During my trip to London on Sunday 11th June, I visited the White Cube Gallery in Bermondsey. It was my first visit to this great building. Outside, it looks quite unassuming, but inside is a fantastic gallery space.
My main reason for this visit was to see the work of Larry Bell (born 1939) is a contemporary American artist & sculptor. I’ve not been aware of his work before, but, when I read up on his particular style, I knew I had to see this exhibition.
This is how the gallery puts his work into context:
“Since 1968, Bell has been developing his series of freestanding glass wall sculptures in varying scales and configurations. 6 x 6 An Improvisation is the culmination of this series. First shown at the Chinati Foundation in Marfa, Texas in 2014, it consists of 40 panels, each measuring 72 x 72 inches or approximately 6ft square, a measurement relational to the artist’s own height. ”
“Bell has reconfigured the panels for White Cube Bermondsey, creating what he terms an ‘Improvisation’, combining clear glass, grey glass and glass coated with Inconel (a nickel/chrome alloy) which results in it becoming, to variable degrees, reflective.”
“Arranged in right angle pairs, some that are inverted or doubled up, the sculpture forms a labyrinthine series of spaces that reflect and refract the interior architecture of the gallery. Highly dramatic and visually complex, 6 x 6 An Improvisation subverts the viewer’s spatial comprehension through a layered convergence of hues and densities, while maintaining an illusion of volume.” (1)
Also on the White Cube website are these enlightening comments by Bell on this series of freestanding wall works:
‘In some cases, it’s highly reflective where the glass parts come together; in others it is highly reflective where the glass touches the floor, and so on. And I like the idea of being able to just combine these things so they’d stand up, since the parts were all the same size. They balance in the weight of their own vertical thrust, and are anchored to the floor with glue, and equally bound together by glue. So they hold each other up, and I could change it any way I want. So there was a lot of versatility. That gives a certain kind of symmetry to the relationship of the reflective coatings to each other. I’m trying to say that symmetry comes from the relationship of the distance between the parts being half the width of the part.’ (2)

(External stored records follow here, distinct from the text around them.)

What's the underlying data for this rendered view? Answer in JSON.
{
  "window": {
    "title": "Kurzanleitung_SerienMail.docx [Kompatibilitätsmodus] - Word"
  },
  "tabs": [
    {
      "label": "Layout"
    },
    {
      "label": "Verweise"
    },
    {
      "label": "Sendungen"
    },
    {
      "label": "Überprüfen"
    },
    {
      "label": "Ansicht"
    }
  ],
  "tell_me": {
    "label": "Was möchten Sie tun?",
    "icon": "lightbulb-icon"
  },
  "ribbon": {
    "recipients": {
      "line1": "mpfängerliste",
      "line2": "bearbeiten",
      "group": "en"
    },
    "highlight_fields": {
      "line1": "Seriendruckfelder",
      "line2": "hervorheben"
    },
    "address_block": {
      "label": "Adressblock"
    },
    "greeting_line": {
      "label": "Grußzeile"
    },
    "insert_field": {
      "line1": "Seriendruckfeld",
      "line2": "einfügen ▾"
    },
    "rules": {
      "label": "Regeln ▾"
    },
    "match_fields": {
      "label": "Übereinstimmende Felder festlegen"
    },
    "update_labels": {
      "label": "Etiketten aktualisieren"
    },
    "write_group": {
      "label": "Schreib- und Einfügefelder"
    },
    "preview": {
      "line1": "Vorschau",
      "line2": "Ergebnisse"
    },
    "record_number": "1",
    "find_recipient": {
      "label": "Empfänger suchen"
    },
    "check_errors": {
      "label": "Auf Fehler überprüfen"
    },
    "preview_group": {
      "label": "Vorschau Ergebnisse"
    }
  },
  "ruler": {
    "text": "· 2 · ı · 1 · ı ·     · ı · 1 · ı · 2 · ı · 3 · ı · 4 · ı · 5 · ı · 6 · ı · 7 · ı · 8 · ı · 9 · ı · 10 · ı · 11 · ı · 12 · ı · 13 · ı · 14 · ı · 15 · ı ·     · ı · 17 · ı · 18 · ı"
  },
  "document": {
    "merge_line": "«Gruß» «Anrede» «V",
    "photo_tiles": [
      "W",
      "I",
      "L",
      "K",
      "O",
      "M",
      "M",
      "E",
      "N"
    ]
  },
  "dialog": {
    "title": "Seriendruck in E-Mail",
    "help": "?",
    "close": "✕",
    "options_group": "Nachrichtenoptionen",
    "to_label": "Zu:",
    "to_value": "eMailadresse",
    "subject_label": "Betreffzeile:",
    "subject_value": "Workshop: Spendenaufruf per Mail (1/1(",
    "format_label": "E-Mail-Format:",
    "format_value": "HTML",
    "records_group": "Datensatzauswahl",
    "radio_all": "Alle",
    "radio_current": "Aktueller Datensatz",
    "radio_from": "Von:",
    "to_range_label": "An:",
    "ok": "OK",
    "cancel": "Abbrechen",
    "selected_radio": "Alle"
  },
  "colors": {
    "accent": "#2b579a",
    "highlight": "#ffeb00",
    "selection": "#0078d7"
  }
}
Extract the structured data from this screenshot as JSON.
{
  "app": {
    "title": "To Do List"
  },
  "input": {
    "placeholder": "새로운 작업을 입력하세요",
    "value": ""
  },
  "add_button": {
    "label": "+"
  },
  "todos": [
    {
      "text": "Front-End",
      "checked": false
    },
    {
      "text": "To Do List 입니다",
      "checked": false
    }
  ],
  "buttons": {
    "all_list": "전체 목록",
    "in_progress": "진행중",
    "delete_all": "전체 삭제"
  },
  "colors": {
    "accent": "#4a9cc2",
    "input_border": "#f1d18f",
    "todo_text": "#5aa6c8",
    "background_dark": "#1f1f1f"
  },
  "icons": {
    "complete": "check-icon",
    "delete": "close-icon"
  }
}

It was quite mesmerising walking round & taking in the ever-changing reflective effects. It does take a little while to get your head round what’s unfolding in front of your eyes. I think you could spend the whole day just observing the ghosts & shadows wandering past.
These are some of the photos I took of this fantastic installation during my visit:
Also on display was a new series called ‘Church Studies’. These are densely layered collages consisting of a combination of various papers & films. These are overlaid by fencing grids & props that have undergone a coating process. This process is carried out in Bell’s vacuum thermal evaporation machine that Bell has used since the mid-60s.
What is unique about these images is that, apart from the black arches & red paper, there is no actual pigment. The colour is the result of light reflecting on the thickness of the layers, which (as explained in a short film also shown at the exhibition) is called ‘instinctive colour’. This is the same as how light is refracted when it hits oil on water. The colour is dependent on the density of the oil on the water – hence the rainbow effect.
I really did enjoy seeing this exhibition. It reminded me of my own fascination of reflected light & how it can transform the ordinary. Even the average selfie:
Tasks 1, 2 & 3